C. Rutherford’s atomic model
In the 1900s, scientists have discovered that in radioactive rays are distinguished by three kinds of rays (omg, hl3 confirmed) : alpha rays (positive), beta rays (negative) and gamma rays (electrically neutral). In 1911, Ernest Rutherford, a new-zealandish physicist, was trying to find the location of electrons inside the atom. Thus, he decided to shoot an alpha beam at a thin sheet of gold and thought that it would cross it and that only some rays would slightly be deviated. Nonetheless, some rays were entirely reflected and he concluded that, considering that alpha particles are positively charged and that they were repulsed, that the positive charge of the atom comes from one smaller particle : the proton. The proton is a tiny positively charged particle that constitutes the atom’s nucleus. Also, because the atom is electrically neutral, Rutherford supposed that there were as many electrons as protons.

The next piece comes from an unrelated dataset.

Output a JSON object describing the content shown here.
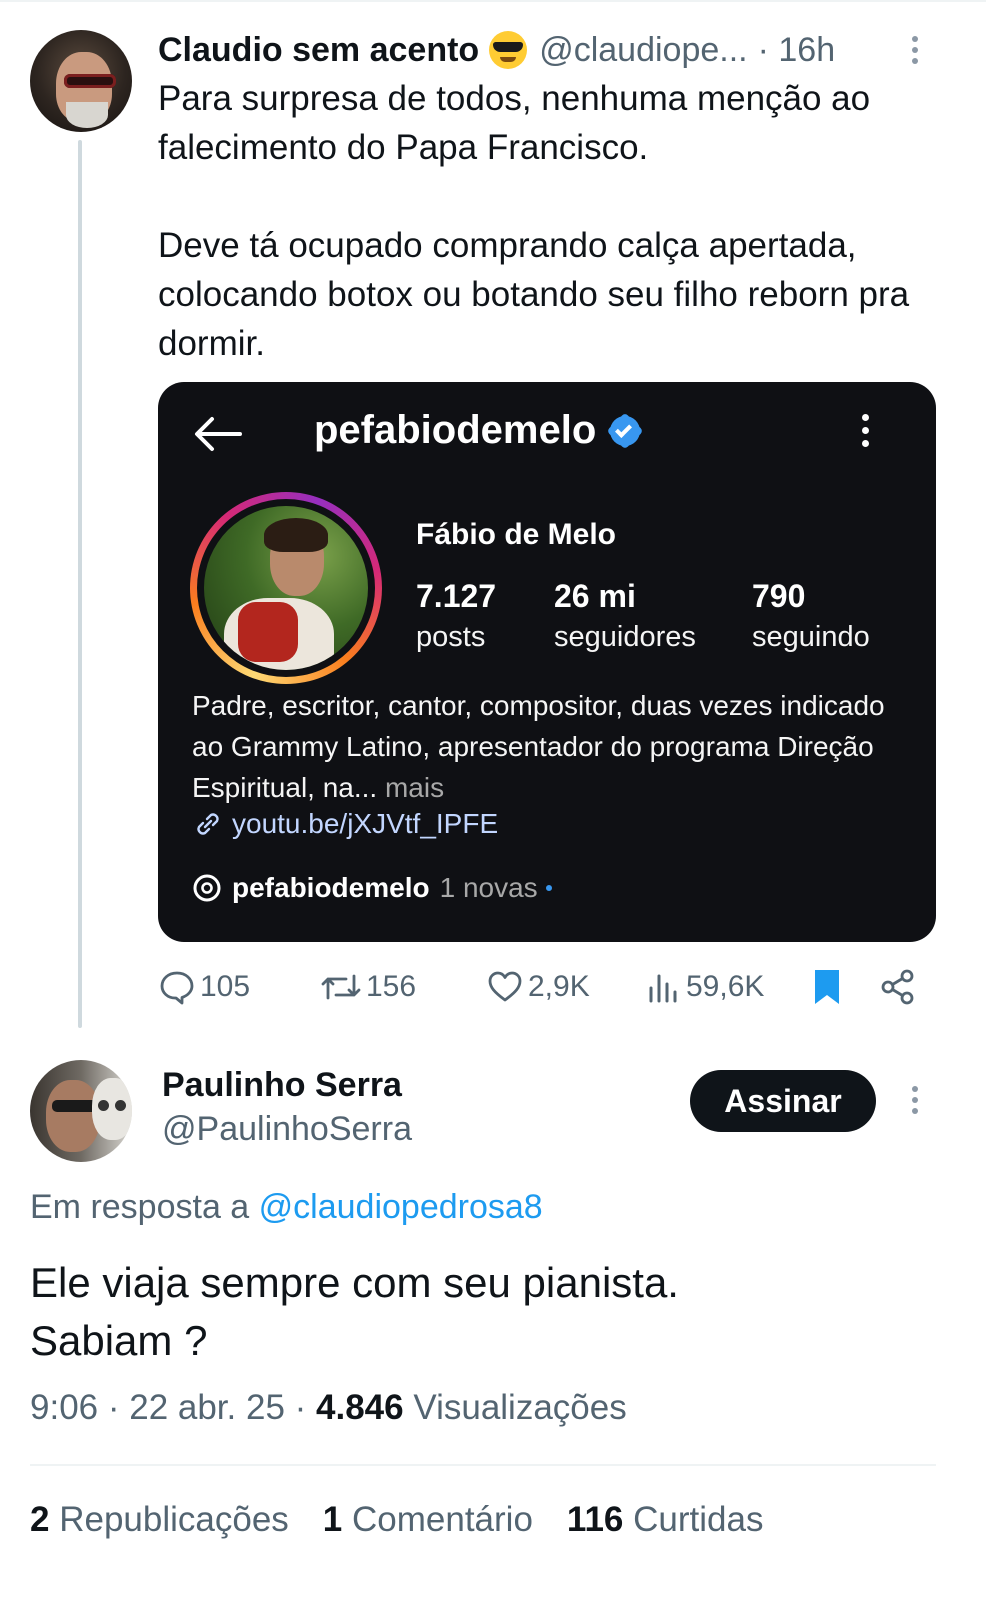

Here is a simplified image of the experiment.

Here is an image illustrating Rutherford’s atomic model.

D. Rutherford and Bohr’s atomic model
E. Simplified atomic model
F. Lewis’ notation

(tjwhale) #7

Nice :slight_smile:

I think, as water is a molecule rather than an element, it can be created or destroyed in reactions. If you burn hydrogen then it can bind with the oxygen in the air to make water.

However I think the idea holds true with hydrogen or oxygen, neither of these can be created or destroyed in a chemical reaction.

("Belgium isotope" "Achievement hunter" "King of badcalls" "File handler" "Github complainer") #8
The only problem is that some people might not know what’s the difference between an atom and a molecule. So, while I’m explaining what is an atom, I don’t make the difference between an atom and a molecule , so that those people can understand what I’m saying.

Edit :


Maybe you should write explicitly about that. I feel like it would be very beneficial for people to know what the difference is.

("Belgium isotope" "Achievement hunter" "King of badcalls" "File handler" "Github complainer") #10
Hey guys! There’s an update in my course! Finally, yes! Sorry for the time I was gone. I was depressed for a moment and I went completing games and unlocking all of their achievements (what a great sense of priority). Sorry guys. Now, I got back to work!